_Exercise directions_: With the pictures set aside, write out all of the data exactly as it stands.
Top of Materials provided
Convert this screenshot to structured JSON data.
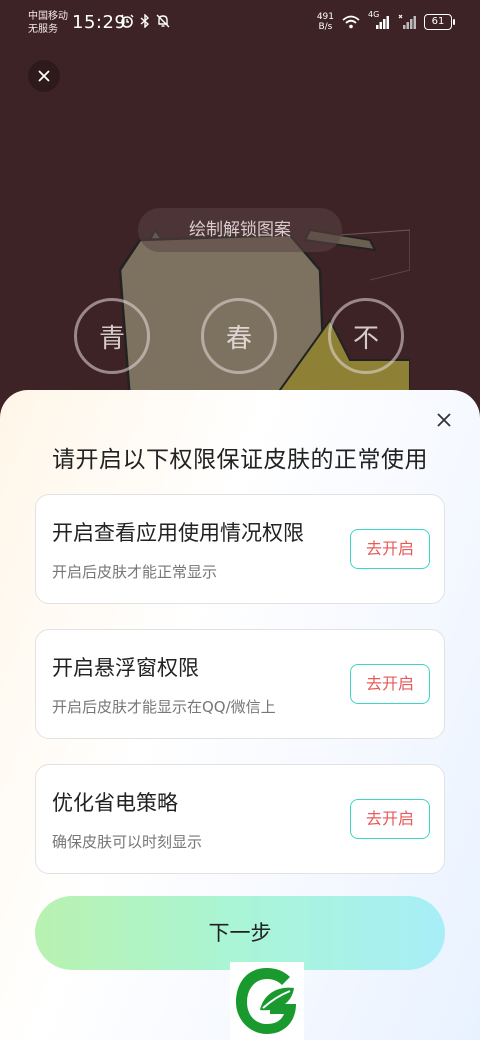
{
  "status_bar": {
    "carrier_line1": "中国移动",
    "carrier_line2": "无服务",
    "time": "15:29",
    "net_speed_value": "491",
    "net_speed_unit": "B/s",
    "network_type": "4G",
    "battery": "61"
  },
  "lock_screen": {
    "hint": "绘制解锁图案",
    "nodes": [
      "青",
      "春",
      "不"
    ]
  },
  "sheet": {
    "title": "请开启以下权限保证皮肤的正常使用",
    "permissions": [
      {
        "title": "开启查看应用使用情况权限",
        "subtitle": "开启后皮肤才能正常显示",
        "button": "去开启"
      },
      {
        "title": "开启悬浮窗权限",
        "subtitle": "开启后皮肤才能显示在QQ/微信上",
        "button": "去开启"
      },
      {
        "title": "优化省电策略",
        "subtitle": "确保皮肤可以时刻显示",
        "button": "去开启"
      }
    ],
    "next_button": "下一步"
  },
  "colors": {
    "background": "#3e2326",
    "button_border": "#3dd6c4",
    "button_text": "#e85a5a",
    "logo_green": "#1a9a2e"
  },
  "icons": [
    "alarm-icon",
    "bluetooth-icon",
    "mute-icon",
    "wifi-icon",
    "signal-icon",
    "close-icon",
    "app-logo-icon"
  ]
}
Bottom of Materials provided
_Exercise result_:
Convert this screenshot to structured JSON data.
{
  "status_bar": {
    "carrier_line1": "中国移动",
    "carrier_line2": "无服务",
    "time": "15:29",
    "net_speed_value": "491",
    "net_speed_unit": "B/s",
    "network_type": "4G",
    "battery": "61"
  },
  "lock_screen": {
    "hint": "绘制解锁图案",
    "nodes": [
      "青",
      "春",
      "不"
    ]
  },
  "sheet": {
    "title": "请开启以下权限保证皮肤的正常使用",
    "permissions": [
      {
        "title": "开启查看应用使用情况权限",
        "subtitle": "开启后皮肤才能正常显示",
        "button": "去开启"
      },
      {
        "title": "开启悬浮窗权限",
        "subtitle": "开启后皮肤才能显示在QQ/微信上",
        "button": "去开启"
      },
      {
        "title": "优化省电策略",
        "subtitle": "确保皮肤可以时刻显示",
        "button": "去开启"
      }
    ],
    "next_button": "下一步"
  },
  "colors": {
    "background": "#3e2326",
    "button_border": "#3dd6c4",
    "button_text": "#e85a5a",
    "logo_green": "#1a9a2e"
  },
  "icons": [
    "alarm-icon",
    "bluetooth-icon",
    "mute-icon",
    "wifi-icon",
    "signal-icon",
    "close-icon",
    "app-logo-icon"
  ]
}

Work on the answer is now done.